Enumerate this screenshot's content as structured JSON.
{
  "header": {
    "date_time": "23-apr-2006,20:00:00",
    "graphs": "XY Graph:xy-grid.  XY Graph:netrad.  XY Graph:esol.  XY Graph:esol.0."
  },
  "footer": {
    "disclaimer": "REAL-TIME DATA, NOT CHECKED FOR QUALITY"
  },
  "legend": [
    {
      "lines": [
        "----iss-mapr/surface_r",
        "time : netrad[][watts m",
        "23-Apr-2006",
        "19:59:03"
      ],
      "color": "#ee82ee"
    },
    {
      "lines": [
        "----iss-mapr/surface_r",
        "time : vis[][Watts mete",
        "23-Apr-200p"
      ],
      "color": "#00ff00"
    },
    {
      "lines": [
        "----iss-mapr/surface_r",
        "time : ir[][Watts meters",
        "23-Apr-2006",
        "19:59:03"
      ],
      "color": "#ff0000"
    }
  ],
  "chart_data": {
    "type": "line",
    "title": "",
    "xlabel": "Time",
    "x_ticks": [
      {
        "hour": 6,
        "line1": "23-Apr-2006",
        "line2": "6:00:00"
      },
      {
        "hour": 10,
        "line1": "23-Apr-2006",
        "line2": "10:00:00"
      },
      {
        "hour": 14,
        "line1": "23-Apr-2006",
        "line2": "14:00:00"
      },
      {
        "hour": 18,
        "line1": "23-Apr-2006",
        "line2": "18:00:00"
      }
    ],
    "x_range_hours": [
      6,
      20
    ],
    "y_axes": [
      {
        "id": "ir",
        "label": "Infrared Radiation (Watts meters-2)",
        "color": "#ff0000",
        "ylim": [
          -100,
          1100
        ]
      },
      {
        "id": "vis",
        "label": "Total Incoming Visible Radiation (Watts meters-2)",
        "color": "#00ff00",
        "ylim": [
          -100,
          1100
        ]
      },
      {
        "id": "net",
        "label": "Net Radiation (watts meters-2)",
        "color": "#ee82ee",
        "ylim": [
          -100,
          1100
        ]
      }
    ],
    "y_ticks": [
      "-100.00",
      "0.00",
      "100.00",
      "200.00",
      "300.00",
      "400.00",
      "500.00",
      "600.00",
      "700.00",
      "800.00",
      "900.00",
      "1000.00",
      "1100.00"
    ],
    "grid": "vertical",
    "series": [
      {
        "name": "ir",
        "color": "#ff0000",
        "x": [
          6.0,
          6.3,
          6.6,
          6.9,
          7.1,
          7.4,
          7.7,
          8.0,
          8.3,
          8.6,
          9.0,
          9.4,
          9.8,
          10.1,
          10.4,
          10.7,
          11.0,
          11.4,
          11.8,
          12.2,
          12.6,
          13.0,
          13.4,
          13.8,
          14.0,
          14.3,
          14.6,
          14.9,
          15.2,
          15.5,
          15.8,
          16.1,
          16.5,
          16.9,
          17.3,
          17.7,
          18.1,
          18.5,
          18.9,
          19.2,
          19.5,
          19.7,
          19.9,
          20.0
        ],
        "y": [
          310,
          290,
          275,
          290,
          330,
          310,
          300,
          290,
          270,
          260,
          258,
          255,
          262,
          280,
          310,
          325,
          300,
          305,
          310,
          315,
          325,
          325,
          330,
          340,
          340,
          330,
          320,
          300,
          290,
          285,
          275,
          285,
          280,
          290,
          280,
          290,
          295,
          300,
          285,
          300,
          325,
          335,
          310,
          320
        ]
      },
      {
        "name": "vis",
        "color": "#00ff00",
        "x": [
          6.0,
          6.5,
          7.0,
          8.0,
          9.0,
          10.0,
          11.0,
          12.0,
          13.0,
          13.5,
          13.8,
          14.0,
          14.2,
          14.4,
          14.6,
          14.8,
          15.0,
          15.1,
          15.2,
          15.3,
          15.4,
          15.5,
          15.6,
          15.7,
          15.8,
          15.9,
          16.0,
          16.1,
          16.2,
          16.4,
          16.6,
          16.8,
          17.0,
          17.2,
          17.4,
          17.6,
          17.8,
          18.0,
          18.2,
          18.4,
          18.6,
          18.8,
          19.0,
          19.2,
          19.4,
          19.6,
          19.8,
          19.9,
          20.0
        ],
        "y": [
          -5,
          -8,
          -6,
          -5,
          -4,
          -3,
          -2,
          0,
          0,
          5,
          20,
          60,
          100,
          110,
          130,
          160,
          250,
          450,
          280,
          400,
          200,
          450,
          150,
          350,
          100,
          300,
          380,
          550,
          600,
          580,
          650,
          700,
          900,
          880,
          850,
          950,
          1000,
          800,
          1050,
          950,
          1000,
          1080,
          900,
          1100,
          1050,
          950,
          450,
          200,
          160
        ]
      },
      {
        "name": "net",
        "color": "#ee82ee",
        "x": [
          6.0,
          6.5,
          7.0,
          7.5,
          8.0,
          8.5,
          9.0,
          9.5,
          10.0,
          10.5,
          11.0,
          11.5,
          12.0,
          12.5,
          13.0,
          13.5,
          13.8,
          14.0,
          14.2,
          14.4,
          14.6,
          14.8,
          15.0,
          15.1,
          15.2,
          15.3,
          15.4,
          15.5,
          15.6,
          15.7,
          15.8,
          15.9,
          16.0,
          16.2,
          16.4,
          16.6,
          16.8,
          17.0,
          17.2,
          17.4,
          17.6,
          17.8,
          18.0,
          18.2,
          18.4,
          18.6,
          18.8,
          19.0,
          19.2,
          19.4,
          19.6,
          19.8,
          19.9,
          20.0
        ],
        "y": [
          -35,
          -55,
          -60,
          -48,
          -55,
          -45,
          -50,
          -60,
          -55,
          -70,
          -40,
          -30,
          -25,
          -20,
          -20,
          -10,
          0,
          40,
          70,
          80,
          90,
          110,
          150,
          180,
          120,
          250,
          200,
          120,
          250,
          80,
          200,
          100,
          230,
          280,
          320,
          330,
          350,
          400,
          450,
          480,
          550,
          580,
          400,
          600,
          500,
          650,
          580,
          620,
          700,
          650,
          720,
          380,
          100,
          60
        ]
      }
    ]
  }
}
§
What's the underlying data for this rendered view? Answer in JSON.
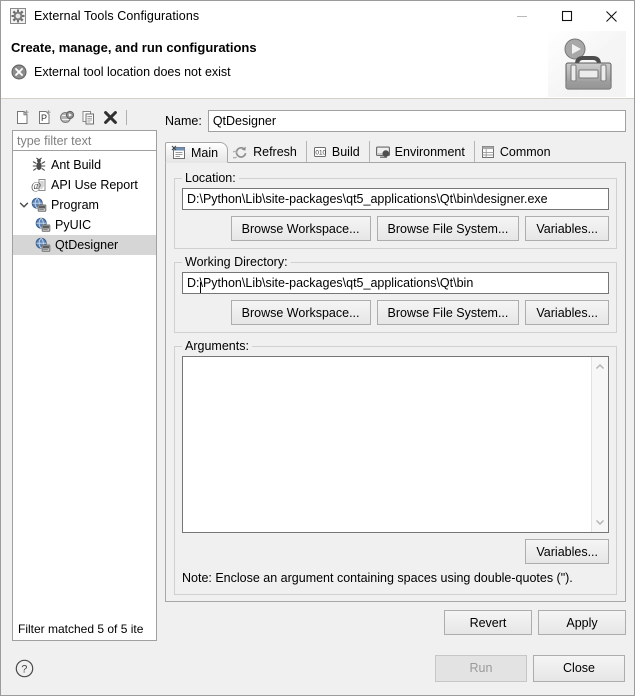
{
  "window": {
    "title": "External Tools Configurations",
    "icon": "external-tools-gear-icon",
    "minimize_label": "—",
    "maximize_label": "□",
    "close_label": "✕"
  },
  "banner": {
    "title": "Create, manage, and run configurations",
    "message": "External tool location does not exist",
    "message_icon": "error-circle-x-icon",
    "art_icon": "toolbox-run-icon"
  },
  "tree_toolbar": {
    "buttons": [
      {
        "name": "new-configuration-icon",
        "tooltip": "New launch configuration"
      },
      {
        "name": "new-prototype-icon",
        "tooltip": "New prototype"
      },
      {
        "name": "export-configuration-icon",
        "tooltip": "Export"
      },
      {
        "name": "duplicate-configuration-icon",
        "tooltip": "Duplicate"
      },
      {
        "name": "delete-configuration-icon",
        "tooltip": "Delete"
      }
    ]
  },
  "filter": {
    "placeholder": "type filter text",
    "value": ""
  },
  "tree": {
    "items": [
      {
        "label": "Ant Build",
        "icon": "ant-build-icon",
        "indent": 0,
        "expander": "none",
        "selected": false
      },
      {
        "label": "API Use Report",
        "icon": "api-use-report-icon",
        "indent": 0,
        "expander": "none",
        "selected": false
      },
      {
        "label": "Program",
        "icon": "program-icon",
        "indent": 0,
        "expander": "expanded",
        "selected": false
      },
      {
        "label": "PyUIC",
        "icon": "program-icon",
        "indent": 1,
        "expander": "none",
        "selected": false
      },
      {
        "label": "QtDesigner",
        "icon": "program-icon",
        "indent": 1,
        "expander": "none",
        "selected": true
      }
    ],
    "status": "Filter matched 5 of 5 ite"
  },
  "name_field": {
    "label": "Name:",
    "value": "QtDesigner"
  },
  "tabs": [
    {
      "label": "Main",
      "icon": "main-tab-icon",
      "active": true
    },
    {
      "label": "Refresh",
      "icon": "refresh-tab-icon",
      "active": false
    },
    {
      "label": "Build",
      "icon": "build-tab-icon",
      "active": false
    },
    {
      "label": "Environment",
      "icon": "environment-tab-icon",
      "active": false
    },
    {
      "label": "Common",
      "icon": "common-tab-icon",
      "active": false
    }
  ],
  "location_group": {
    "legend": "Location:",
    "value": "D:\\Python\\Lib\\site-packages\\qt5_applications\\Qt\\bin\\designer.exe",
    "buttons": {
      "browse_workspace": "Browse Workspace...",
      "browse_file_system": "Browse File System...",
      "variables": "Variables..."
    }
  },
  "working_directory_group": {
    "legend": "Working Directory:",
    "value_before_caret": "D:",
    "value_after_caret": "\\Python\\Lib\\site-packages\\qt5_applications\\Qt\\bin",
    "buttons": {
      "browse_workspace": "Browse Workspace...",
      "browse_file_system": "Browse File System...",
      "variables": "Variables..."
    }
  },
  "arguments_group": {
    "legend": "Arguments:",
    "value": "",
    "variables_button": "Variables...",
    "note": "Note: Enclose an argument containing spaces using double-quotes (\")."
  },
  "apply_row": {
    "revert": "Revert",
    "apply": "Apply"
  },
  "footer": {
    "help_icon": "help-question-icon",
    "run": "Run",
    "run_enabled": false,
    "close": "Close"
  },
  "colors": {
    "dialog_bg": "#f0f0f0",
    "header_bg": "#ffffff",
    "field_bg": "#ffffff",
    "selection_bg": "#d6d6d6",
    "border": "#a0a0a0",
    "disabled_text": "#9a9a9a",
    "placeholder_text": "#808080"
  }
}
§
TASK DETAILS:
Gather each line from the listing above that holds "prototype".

WRITTEN RESPONSE:
        "name": "new-prototype-icon",
        "tooltip": "New prototype"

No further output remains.